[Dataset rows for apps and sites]

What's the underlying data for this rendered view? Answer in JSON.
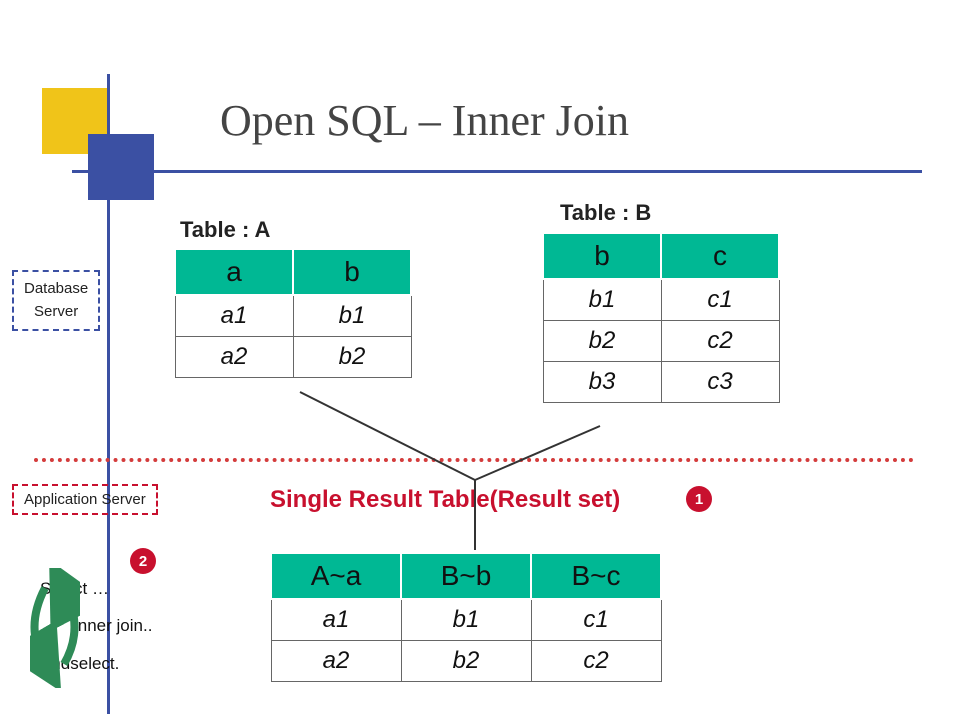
{
  "title": "Open SQL – Inner Join",
  "labels": {
    "tableA": "Table : A",
    "tableB": "Table : B",
    "dbServerLine1": "Database",
    "dbServerLine2": "Server",
    "appServer": "Application Server",
    "resultTitle": "Single Result Table(Result set)",
    "badge1": "1",
    "badge2": "2",
    "code1": "Select …",
    "code2": "inner join..",
    "code3": "Endselect."
  },
  "tableA": {
    "headers": [
      "a",
      "b"
    ],
    "rows": [
      [
        "a1",
        "b1"
      ],
      [
        "a2",
        "b2"
      ]
    ]
  },
  "tableB": {
    "headers": [
      "b",
      "c"
    ],
    "rows": [
      [
        "b1",
        "c1"
      ],
      [
        "b2",
        "c2"
      ],
      [
        "b3",
        "c3"
      ]
    ]
  },
  "result": {
    "headers": [
      "A~a",
      "B~b",
      "B~c"
    ],
    "rows": [
      [
        "a1",
        "b1",
        "c1"
      ],
      [
        "a2",
        "b2",
        "c2"
      ]
    ]
  }
}
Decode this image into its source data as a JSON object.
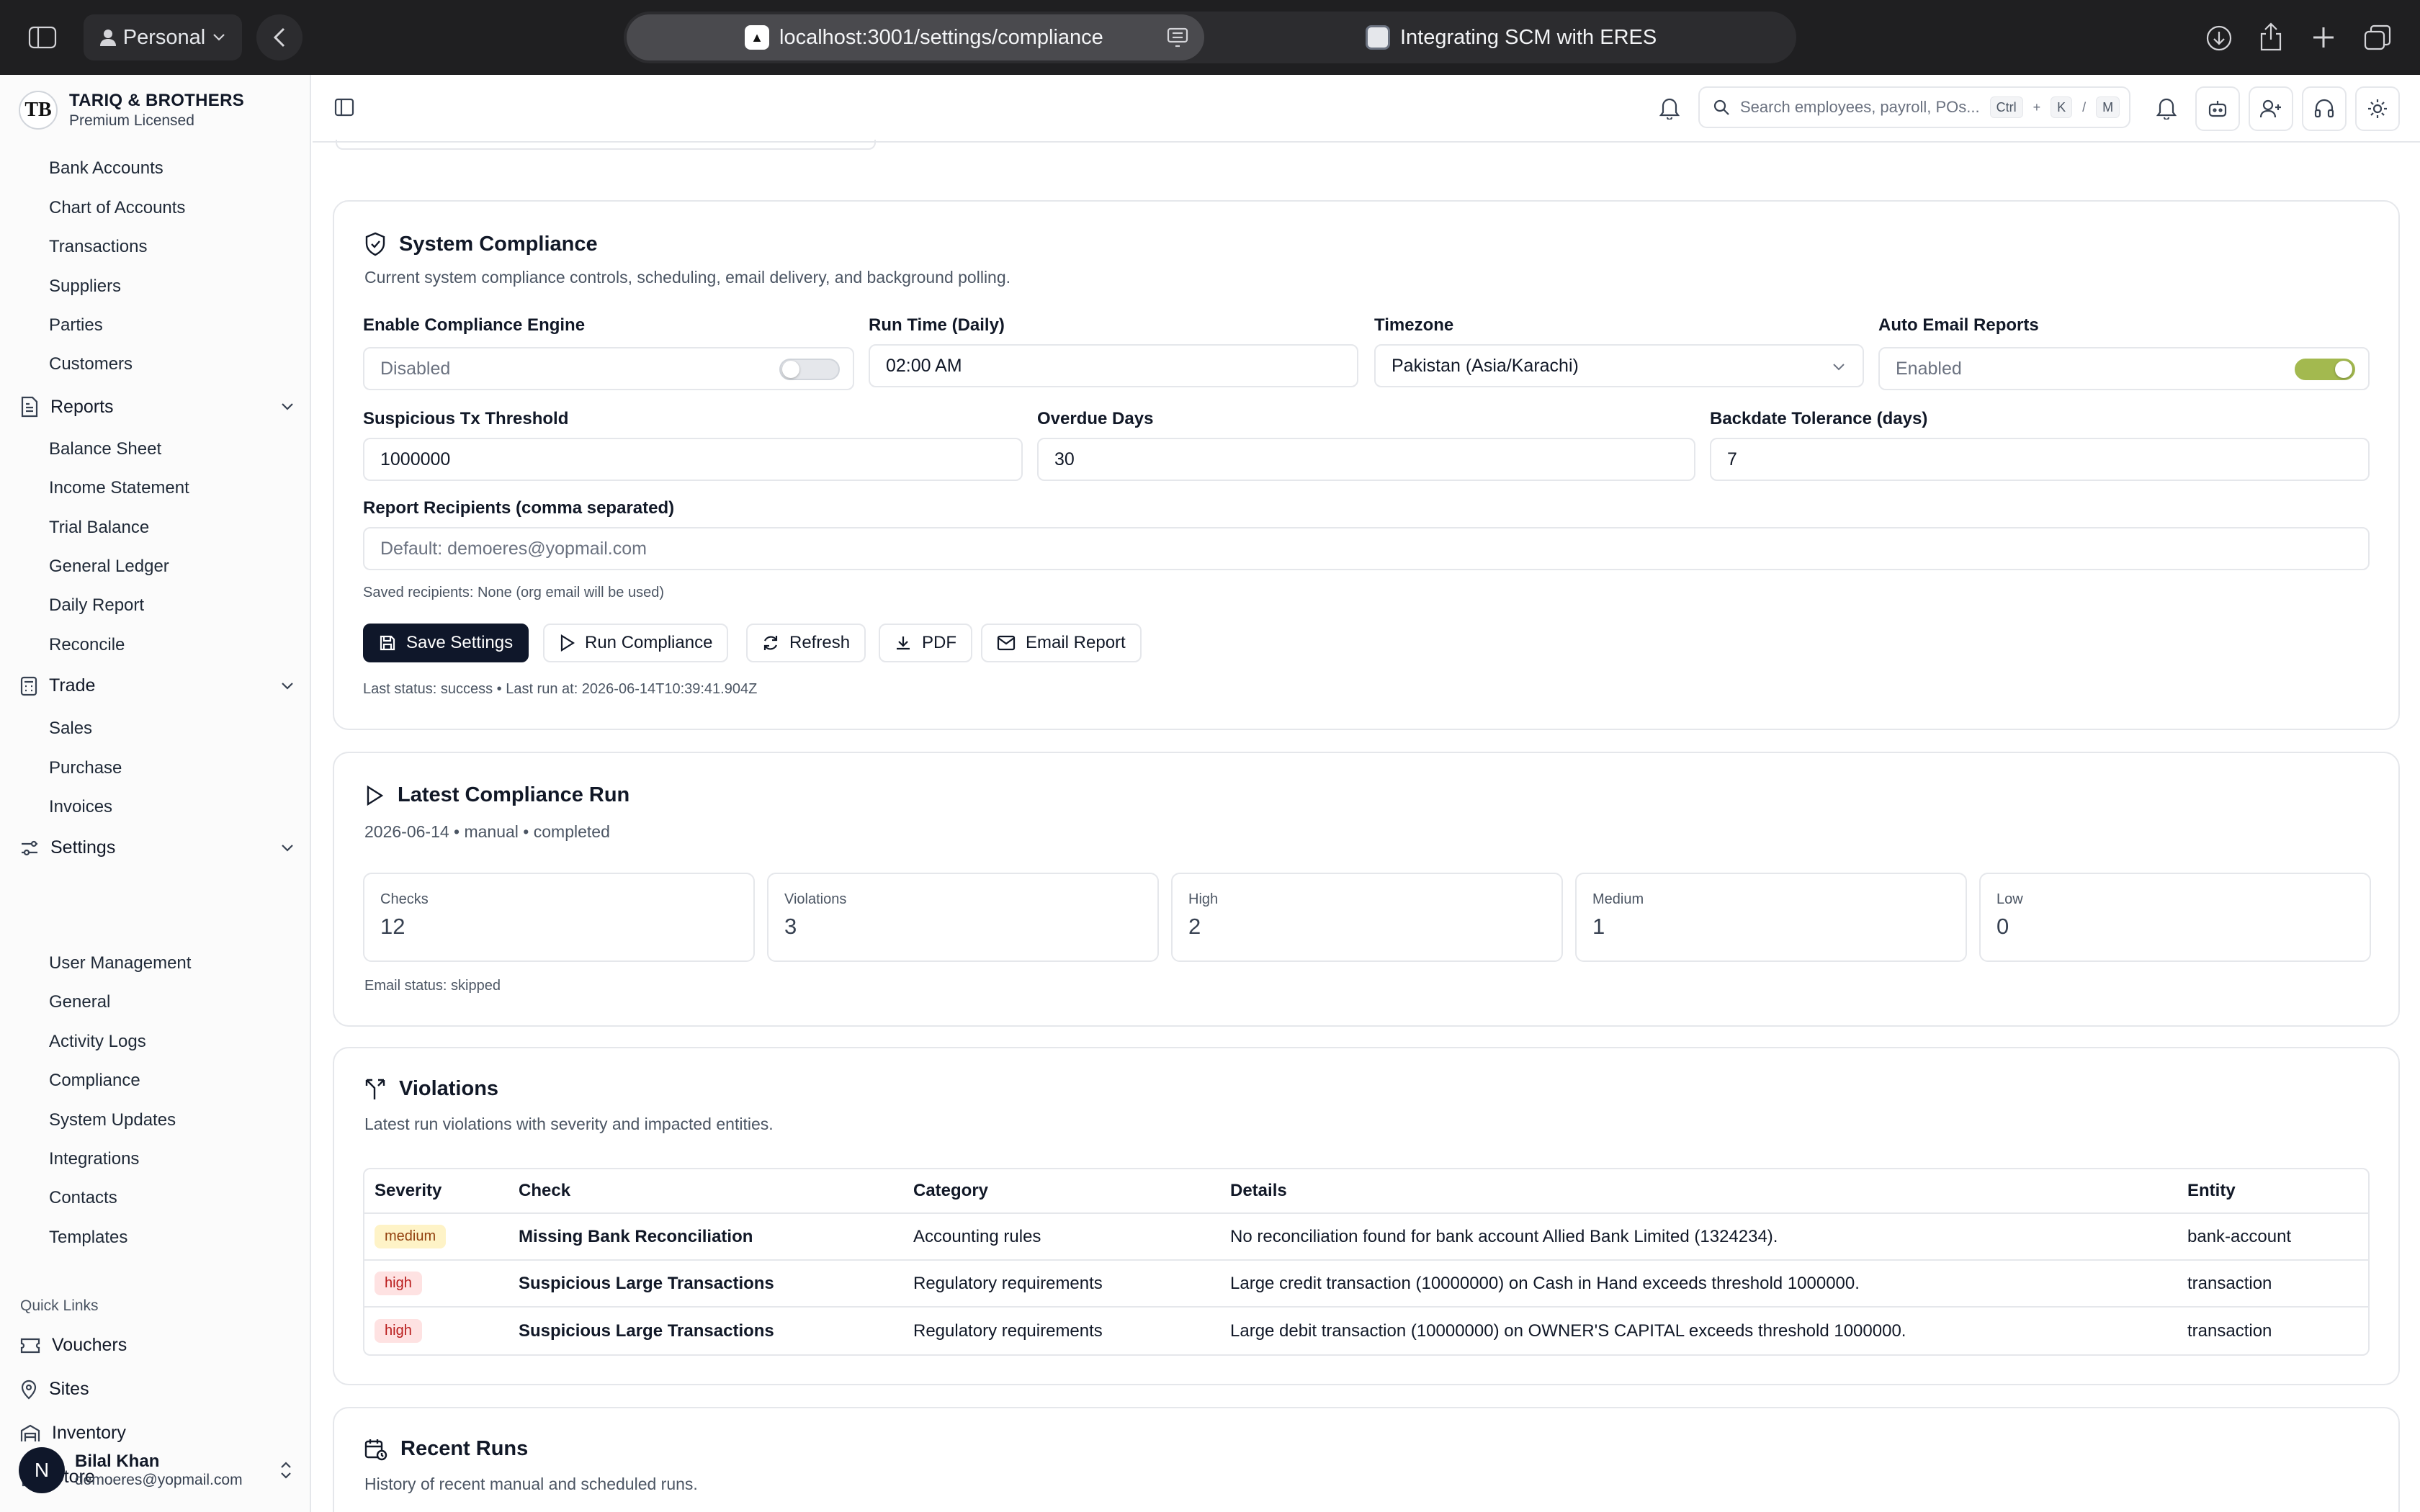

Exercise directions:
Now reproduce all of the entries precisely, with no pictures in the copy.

Response box:
What's the underlying data for this rendered view? Answer in JSON.
{
  "title": "Open SQL – Inner Join",
  "labels": {
    "tableA": "Table : A",
    "tableB": "Table : B",
    "dbServerLine1": "Database",
    "dbServerLine2": "Server",
    "appServer": "Application Server",
    "resultTitle": "Single Result Table(Result set)",
    "badge1": "1",
    "badge2": "2",
    "code1": "Select …",
    "code2": "inner join..",
    "code3": "Endselect."
  },
  "tableA": {
    "headers": [
      "a",
      "b"
    ],
    "rows": [
      [
        "a1",
        "b1"
      ],
      [
        "a2",
        "b2"
      ]
    ]
  },
  "tableB": {
    "headers": [
      "b",
      "c"
    ],
    "rows": [
      [
        "b1",
        "c1"
      ],
      [
        "b2",
        "c2"
      ],
      [
        "b3",
        "c3"
      ]
    ]
  },
  "result": {
    "headers": [
      "A~a",
      "B~b",
      "B~c"
    ],
    "rows": [
      [
        "a1",
        "b1",
        "c1"
      ],
      [
        "a2",
        "b2",
        "c2"
      ]
    ]
  }
}
Decode this image into its source data as a JSON object.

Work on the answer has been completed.